(Your goal): Please copy each line of the records below that includes the word "JSON".

Stored data entries:
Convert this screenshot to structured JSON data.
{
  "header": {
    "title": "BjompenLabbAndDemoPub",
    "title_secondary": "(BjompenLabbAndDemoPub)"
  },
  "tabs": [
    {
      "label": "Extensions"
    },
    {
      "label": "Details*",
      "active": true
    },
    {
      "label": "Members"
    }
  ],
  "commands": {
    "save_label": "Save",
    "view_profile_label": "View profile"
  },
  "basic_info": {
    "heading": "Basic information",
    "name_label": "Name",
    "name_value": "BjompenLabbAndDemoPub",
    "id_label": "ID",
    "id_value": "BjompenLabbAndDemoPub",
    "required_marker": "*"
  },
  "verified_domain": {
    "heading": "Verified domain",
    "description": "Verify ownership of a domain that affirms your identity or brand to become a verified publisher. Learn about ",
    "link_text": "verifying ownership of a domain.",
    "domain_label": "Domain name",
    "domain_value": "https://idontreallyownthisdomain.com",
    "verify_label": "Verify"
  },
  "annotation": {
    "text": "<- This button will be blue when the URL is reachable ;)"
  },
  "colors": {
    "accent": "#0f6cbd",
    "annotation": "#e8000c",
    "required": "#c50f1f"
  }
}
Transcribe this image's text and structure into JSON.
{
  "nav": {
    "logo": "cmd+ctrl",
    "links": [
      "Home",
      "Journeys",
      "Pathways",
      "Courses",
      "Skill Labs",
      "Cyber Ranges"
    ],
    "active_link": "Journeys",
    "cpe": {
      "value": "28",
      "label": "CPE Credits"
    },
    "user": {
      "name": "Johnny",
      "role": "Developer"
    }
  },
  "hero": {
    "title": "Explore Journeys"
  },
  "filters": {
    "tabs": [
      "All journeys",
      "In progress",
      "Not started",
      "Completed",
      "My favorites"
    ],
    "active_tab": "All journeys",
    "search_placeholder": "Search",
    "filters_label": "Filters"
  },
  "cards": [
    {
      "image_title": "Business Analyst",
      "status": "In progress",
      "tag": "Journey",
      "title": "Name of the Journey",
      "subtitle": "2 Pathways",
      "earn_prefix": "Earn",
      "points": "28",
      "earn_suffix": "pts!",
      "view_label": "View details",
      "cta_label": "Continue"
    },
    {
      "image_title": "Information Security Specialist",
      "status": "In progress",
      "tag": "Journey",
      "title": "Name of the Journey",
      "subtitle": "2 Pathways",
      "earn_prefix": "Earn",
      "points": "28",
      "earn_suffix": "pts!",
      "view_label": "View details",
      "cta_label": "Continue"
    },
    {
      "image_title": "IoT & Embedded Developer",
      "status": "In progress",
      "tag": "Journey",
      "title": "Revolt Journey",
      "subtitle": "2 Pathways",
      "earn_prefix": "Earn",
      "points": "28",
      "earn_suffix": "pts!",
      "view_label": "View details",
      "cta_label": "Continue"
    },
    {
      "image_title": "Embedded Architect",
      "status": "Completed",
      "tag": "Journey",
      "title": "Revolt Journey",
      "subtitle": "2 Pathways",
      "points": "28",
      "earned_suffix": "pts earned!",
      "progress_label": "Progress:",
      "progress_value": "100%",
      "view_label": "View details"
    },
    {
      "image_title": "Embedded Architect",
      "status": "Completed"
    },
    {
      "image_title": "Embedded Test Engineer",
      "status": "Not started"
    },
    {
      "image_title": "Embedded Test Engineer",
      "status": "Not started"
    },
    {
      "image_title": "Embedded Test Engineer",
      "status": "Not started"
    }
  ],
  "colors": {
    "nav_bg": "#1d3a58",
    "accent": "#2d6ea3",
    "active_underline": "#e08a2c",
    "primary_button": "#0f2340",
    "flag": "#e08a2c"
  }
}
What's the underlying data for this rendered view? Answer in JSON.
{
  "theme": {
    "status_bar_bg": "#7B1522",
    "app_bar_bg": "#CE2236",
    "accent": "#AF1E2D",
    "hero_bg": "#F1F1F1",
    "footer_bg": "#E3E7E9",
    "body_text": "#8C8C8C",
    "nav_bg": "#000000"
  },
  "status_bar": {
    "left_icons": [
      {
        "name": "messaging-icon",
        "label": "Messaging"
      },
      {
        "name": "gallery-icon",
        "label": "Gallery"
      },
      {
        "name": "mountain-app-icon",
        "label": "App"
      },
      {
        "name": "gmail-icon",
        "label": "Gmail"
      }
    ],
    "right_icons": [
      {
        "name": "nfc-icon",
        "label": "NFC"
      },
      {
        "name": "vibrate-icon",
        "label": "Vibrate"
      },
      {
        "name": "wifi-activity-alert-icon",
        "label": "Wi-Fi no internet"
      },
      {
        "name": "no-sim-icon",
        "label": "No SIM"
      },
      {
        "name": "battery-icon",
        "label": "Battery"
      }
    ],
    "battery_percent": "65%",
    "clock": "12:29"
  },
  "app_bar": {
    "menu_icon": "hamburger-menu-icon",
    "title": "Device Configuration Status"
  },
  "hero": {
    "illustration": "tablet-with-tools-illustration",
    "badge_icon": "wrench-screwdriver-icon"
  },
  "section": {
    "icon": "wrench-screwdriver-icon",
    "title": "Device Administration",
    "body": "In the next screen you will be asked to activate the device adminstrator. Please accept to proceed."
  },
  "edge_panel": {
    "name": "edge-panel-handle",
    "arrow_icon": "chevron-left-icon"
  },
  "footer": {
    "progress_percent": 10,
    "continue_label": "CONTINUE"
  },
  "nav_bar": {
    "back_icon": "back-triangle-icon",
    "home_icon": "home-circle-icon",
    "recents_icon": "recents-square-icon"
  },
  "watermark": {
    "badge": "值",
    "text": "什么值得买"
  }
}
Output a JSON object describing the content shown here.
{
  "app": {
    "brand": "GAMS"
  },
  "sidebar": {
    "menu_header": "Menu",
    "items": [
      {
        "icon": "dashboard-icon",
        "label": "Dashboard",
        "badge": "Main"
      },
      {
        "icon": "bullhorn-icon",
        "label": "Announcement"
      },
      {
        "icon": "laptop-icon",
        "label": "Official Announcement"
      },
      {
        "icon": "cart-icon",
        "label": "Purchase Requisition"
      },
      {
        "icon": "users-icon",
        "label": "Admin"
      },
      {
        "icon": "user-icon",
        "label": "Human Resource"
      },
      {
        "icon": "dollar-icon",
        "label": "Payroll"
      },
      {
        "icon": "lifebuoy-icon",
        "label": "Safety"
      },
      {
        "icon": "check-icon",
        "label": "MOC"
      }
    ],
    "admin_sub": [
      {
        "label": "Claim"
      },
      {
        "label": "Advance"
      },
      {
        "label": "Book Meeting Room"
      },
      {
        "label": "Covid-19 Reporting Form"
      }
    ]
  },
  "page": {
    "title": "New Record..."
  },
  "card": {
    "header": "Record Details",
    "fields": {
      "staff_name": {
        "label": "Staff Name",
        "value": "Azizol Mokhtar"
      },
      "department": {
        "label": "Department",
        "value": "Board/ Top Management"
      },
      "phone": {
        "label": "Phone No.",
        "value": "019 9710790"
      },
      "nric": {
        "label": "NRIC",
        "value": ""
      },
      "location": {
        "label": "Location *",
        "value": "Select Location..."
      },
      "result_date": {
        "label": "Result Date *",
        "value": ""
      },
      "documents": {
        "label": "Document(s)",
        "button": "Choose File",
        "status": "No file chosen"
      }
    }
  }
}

(Answer section):
Convert this screenshot to structured JSON data.
Transcribe this image's text and structure into JSON.
What's the underlying data for this rendered view? Answer in JSON.
Output a JSON object describing the content shown here.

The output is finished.